A Failure

Obviously, no deal was signed at this meeting. North Korea hasn’t agreed to give up its nuclear weapons, and it is unlikely that North Korea will ever do so, so long as it sees a threat to its regime. At this time, there are no plans for a future meeting, and thus the meeting failed to accomplish anything tangible other than to establish that there is still a major disagreement.

Part of the reasoning for this failure is that there seems to be a great deal of confusion in the Trump administration over North Korea’s definition of denuclearization. For the US, this means the dismantlement of North Korea’s nuclear arsenal and the capacity to build it. For North Korea, this extends to the US nuclear umbrella over Japan and South Korea, and digs deep into US deterrent strategy in the region. This may not be a difference that can be rectified.

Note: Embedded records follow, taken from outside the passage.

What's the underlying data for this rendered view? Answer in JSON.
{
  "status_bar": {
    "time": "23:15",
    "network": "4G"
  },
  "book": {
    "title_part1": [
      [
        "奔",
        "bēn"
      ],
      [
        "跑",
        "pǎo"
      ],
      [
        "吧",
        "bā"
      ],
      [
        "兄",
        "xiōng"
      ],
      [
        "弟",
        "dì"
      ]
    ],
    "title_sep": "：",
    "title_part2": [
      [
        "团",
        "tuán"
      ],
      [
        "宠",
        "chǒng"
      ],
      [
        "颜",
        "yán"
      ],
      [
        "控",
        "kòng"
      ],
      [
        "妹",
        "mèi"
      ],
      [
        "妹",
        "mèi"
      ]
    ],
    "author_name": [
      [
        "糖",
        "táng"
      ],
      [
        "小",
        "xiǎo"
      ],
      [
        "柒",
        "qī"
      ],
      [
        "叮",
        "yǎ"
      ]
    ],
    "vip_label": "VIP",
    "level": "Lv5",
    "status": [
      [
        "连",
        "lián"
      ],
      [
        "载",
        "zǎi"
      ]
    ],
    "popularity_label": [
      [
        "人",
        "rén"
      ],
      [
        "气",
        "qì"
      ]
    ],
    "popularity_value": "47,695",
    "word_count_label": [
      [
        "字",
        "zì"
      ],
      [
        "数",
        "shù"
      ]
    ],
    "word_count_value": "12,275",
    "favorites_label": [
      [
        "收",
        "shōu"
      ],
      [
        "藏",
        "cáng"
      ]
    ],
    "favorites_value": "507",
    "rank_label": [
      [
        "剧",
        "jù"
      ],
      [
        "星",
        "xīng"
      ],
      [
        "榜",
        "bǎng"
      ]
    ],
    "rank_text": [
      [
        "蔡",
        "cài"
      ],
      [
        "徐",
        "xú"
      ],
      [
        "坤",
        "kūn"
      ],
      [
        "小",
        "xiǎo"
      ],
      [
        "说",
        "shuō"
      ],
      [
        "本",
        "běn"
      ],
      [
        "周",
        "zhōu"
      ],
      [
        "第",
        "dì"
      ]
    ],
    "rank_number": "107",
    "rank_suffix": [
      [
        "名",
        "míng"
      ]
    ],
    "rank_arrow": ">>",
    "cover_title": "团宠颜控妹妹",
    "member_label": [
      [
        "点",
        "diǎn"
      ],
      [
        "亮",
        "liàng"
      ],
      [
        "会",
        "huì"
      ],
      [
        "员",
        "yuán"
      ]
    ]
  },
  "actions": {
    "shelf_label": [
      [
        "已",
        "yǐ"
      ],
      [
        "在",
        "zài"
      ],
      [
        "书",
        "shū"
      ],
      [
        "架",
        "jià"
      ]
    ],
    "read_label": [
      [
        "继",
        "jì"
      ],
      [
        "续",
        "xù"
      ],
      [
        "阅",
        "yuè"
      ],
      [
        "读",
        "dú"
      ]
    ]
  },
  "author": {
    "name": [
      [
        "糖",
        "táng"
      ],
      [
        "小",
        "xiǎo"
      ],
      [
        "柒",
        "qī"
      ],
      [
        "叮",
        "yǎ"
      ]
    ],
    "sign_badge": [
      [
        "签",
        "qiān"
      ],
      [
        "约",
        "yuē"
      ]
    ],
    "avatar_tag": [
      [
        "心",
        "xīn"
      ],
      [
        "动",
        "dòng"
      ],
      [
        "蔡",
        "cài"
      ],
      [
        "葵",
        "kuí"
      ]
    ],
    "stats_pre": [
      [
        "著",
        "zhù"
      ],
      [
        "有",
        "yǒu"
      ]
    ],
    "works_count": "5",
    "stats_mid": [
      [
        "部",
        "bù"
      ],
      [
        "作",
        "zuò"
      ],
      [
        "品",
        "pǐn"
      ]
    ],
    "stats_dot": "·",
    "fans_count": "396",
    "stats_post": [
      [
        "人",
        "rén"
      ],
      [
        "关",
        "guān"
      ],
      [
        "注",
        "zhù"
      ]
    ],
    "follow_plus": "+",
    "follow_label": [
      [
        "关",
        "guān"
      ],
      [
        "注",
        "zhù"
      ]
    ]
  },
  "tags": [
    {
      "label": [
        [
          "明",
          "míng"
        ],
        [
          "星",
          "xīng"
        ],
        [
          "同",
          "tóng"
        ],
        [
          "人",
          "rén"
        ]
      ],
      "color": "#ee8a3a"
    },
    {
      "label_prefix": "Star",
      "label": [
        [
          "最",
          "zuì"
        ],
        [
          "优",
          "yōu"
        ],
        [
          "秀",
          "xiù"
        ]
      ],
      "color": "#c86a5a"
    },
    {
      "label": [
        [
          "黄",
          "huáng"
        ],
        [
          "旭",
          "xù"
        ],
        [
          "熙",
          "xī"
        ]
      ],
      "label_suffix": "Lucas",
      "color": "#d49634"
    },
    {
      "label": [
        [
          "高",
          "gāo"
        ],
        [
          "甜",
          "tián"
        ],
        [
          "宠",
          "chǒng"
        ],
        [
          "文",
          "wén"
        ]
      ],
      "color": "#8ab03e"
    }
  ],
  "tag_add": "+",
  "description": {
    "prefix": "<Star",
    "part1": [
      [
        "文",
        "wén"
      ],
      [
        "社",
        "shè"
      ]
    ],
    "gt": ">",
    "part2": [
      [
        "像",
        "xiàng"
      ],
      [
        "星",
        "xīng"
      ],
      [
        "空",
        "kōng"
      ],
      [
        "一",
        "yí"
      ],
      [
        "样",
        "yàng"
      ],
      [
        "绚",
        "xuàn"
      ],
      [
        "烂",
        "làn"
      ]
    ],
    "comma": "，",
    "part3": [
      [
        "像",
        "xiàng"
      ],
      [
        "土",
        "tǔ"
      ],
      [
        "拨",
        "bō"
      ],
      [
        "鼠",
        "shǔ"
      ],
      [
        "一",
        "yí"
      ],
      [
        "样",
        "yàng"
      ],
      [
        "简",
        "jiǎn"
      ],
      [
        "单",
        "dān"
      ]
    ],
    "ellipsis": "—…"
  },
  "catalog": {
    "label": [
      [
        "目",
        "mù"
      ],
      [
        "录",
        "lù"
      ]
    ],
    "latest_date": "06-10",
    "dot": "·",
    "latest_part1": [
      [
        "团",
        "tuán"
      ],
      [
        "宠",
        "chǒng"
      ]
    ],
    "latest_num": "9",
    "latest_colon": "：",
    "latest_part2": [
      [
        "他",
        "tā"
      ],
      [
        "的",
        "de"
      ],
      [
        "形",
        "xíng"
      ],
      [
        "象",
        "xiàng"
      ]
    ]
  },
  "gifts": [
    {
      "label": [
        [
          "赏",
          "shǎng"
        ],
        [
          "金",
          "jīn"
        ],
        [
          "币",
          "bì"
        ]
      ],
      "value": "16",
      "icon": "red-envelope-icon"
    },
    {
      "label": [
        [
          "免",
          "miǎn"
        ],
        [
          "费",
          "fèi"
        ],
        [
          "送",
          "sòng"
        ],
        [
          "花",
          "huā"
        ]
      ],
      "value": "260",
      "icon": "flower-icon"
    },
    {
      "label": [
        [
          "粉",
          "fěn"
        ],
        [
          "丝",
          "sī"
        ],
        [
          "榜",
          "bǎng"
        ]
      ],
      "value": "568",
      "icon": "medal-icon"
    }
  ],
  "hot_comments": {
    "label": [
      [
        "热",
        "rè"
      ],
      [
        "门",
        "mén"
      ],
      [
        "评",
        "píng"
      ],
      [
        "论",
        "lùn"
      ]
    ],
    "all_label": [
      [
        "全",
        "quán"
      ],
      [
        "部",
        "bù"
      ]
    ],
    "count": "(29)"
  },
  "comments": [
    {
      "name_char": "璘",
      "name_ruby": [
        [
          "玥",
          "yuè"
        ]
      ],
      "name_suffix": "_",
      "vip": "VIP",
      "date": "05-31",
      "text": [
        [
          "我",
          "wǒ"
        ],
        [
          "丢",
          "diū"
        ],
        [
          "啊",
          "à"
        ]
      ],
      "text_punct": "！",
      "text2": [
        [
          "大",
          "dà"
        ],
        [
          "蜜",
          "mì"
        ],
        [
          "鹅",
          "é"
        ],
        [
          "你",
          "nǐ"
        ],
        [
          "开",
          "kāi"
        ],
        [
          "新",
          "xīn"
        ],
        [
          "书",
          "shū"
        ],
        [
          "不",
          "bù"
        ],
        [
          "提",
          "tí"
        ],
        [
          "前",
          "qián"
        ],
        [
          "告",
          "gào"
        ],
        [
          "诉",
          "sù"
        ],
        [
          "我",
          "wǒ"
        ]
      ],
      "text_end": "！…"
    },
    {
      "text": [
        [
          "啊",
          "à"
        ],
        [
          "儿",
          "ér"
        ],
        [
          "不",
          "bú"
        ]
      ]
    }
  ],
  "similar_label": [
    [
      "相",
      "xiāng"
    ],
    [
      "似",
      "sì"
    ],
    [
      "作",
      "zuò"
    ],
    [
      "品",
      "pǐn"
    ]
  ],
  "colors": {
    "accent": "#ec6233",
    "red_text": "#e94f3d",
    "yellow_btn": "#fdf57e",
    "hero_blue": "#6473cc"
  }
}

For the US and North Korea to head on a path for the latter to surrender its weapons, a great deal of supporting non-nuclear diplomacy will need to be done.

Where We Should Go from Here

The answer to this is more obvious than may appear: we keep talking. And we must find ways to talk about things other than the nuclear weapons issue. If nuclear weapons define the entirety of the relationship between the US and North Korea, then the reason for those weapons existing will likely never change.

There were some good ideas in the rumored agreement that might be struck in Hanoi, despite many declaring it heavily biased towards North Korea’s goals. For instance, beginning to implement diplomatic relations is an inherently worthy step towards trust-building. A liaison office will help facilitate dialogue, so long as there are guarantees about its safety. We have to remember, despite all the issues between the US and the Soviet Union during the Cold War, we maintained diplomatic relations. Frankly, it was too dangerous not to.  Building ties and a diplomatic relationship is far better than the alternative of building suspicions and marching towards war. We need a basis of communication.

What has been made clear at Hanoi is that more communication is needed before denuclearization is a real possibility. It would be wise to coordinate more closely with South Korea, as it has made real progress in reducing tensions between the two countries.

As we try to figure out what’s next, we should ask what efforts we can pursue to eliminate North Korea’s fears, and continue to ratchet down the tension—while assuring our own interests are protected. Building trust in less threatening areas will be helpful for this, but trust will also require certain action from North Korea. It will require receptiveness to certain diplomatic overtures, such as exchange programs. But even before that, perhaps apologizing for the death of Otto Warmbier, and pledging it will never happen again, would be a good place to start.